That judgment may be charitable, but there is no need to debate here whether Hillary Clinton’s reconstruction of her history is “Half True” or “Total Lie.” It’s a fool’s errand to expect corporate politicians to be truthful about questions where the will of the people clashes head-on with the wishes of the ruling class. Corporate elites for their part don’t demand that a political leader openly declare her loyalty, especially if that would compromise her ultimate ability to act in capital’s interests.
Goldman Sachs, the pharmaceutical industry and other corporate sponsors didn’t really “buy” Hillary Clinton with the hundreds of thousands of dollars they paid her for what Bernie Sanders quipped “must have been really great speeches.” Rather, Wall Street was expressing thanks for her previous services and its well-placed confidence in future ones. How and when President H.R. Clinton would bring the TPP into effect is a tactical, not a principled, issue.

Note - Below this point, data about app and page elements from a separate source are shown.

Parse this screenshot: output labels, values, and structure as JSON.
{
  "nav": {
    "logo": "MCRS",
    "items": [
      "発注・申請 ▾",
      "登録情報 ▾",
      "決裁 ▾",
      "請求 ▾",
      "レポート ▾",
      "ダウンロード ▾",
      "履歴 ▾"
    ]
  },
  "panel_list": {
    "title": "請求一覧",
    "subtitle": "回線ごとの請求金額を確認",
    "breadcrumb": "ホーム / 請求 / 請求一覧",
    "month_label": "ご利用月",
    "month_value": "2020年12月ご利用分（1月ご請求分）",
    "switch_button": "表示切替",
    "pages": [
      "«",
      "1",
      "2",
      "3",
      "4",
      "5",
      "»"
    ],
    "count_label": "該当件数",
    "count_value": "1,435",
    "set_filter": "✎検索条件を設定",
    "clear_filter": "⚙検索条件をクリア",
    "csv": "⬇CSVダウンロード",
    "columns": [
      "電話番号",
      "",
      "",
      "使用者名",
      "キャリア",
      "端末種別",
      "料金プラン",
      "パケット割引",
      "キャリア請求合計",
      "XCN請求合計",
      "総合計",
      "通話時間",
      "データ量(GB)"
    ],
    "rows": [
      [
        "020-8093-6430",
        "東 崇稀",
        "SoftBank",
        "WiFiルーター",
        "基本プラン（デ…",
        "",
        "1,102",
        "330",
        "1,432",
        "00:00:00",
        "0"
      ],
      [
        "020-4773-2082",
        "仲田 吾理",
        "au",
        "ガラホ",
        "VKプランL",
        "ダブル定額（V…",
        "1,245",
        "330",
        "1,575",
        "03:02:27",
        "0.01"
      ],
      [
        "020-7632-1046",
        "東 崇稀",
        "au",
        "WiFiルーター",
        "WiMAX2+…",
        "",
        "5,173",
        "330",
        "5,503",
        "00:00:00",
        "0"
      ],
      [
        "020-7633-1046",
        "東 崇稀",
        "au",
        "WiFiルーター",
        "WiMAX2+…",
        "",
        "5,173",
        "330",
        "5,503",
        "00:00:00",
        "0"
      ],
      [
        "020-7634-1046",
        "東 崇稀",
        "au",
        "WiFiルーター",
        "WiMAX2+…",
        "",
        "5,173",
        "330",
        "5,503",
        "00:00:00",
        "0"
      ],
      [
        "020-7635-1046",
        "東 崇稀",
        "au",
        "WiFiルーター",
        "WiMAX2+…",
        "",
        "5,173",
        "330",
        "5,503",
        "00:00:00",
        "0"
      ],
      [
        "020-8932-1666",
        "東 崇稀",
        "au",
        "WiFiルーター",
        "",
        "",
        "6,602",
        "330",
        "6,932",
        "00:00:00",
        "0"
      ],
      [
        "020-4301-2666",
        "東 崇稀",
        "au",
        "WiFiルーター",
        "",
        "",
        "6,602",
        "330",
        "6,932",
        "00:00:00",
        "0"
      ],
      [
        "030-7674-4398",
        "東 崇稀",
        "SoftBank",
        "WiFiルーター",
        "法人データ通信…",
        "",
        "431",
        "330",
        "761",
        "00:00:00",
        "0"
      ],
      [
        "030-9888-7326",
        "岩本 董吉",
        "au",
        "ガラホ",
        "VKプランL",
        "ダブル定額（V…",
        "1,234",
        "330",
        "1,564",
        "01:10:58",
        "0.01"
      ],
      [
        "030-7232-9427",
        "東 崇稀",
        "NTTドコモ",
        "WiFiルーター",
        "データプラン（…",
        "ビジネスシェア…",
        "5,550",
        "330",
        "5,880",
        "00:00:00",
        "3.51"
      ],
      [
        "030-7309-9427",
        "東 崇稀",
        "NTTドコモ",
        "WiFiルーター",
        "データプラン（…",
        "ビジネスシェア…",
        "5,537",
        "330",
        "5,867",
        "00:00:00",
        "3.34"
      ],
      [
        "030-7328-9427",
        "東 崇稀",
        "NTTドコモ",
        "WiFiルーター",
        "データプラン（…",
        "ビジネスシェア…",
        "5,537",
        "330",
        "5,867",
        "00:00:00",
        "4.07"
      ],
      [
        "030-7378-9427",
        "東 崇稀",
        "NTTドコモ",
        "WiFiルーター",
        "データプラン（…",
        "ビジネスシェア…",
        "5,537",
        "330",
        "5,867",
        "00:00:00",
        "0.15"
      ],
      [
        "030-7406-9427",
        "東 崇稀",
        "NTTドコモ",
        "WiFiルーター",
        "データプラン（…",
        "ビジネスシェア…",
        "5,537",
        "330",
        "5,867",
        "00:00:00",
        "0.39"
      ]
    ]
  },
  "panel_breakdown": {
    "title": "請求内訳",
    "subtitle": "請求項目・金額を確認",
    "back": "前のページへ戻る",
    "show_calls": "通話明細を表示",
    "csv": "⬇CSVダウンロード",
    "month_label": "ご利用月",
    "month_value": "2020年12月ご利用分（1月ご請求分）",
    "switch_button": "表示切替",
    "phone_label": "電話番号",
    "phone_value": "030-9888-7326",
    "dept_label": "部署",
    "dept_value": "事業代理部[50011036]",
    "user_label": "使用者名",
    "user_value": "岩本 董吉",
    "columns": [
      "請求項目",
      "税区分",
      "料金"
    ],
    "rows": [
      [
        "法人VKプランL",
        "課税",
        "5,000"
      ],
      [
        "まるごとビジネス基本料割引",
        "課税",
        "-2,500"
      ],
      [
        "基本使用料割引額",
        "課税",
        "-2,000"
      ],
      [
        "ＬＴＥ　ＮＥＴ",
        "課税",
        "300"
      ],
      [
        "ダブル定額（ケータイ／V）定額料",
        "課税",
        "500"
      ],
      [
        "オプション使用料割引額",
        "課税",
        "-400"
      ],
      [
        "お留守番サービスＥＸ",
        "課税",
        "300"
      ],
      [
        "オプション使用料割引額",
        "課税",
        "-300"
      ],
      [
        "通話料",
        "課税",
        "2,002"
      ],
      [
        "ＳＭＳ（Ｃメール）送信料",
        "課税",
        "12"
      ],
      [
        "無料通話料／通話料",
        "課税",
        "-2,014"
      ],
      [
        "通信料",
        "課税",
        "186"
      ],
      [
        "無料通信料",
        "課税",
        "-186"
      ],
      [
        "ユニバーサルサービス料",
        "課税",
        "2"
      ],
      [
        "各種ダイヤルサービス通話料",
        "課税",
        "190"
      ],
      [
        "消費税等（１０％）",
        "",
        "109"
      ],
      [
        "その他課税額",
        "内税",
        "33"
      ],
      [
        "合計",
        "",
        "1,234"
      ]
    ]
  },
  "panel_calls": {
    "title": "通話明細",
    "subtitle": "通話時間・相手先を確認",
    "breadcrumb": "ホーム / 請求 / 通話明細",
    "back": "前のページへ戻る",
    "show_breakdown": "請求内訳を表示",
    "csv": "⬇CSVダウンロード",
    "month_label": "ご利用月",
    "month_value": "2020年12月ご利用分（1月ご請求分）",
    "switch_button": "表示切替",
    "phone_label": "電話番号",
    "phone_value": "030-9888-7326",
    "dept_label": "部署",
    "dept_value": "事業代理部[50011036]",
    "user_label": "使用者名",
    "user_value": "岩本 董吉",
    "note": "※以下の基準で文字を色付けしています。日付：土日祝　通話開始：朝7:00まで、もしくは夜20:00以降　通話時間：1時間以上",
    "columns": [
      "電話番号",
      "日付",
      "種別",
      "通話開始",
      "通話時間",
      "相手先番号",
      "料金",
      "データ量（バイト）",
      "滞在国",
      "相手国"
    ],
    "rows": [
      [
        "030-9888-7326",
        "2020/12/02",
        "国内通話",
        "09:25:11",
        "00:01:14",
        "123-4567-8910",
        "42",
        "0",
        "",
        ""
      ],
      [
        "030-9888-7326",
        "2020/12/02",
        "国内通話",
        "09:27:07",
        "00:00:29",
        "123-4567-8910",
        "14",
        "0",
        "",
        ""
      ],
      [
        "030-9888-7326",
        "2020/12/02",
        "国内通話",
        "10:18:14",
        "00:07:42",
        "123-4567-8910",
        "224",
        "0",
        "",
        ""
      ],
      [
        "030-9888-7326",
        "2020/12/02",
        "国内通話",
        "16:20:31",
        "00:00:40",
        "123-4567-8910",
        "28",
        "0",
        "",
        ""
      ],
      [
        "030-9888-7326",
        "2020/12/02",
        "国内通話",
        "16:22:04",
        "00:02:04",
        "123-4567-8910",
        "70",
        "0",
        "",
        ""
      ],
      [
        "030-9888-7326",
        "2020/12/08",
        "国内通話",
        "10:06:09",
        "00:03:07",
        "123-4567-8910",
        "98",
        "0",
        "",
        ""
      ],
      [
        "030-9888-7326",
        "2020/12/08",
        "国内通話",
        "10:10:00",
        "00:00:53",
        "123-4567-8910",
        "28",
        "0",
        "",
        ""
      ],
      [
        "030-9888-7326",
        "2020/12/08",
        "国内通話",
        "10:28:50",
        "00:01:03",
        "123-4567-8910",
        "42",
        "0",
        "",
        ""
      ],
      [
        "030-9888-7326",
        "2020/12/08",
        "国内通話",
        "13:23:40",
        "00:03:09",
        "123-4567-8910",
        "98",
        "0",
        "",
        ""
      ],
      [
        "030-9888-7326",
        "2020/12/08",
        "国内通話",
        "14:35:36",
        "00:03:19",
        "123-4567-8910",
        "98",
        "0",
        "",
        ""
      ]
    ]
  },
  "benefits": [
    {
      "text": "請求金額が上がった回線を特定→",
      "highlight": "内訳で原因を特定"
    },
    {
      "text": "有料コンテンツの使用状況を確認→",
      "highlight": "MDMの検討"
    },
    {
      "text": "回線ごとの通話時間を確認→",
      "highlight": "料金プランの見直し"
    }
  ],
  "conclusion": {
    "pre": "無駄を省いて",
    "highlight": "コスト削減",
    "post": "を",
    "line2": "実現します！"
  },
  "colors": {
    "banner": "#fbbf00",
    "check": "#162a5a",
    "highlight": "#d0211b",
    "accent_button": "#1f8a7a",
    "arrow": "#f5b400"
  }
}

A Donald Trump election would present a somewhat different problem, since his only proven loyalty is to himself and his stated program is one of crude economic nationalism. In that scenario we could well see the Congressional leadership team up with the outgoing Obama administration to pass the TPP before Trump’s inauguration (a trick he could violently denounce without having to actually do anything about it).
Where the TPP fight will go is up in the air. It will depend in part, of course, on the outcome of this strange and disturbing election. More importantly it will be shaped by the extent of the popular opposition and outrage, and by how great a price is paid by politicians for obeying the dictates of their corporate masters.
In capitalist America, that’s pretty much the meaning and the limits of what’s called “democracy.” Whether the ultimate giant flushing sound is the TPP going down the drain, or sucking the life from the workers of America and Asia alike, will be decided in struggle, both in the United States and globally.
September-October 2016, ATC 184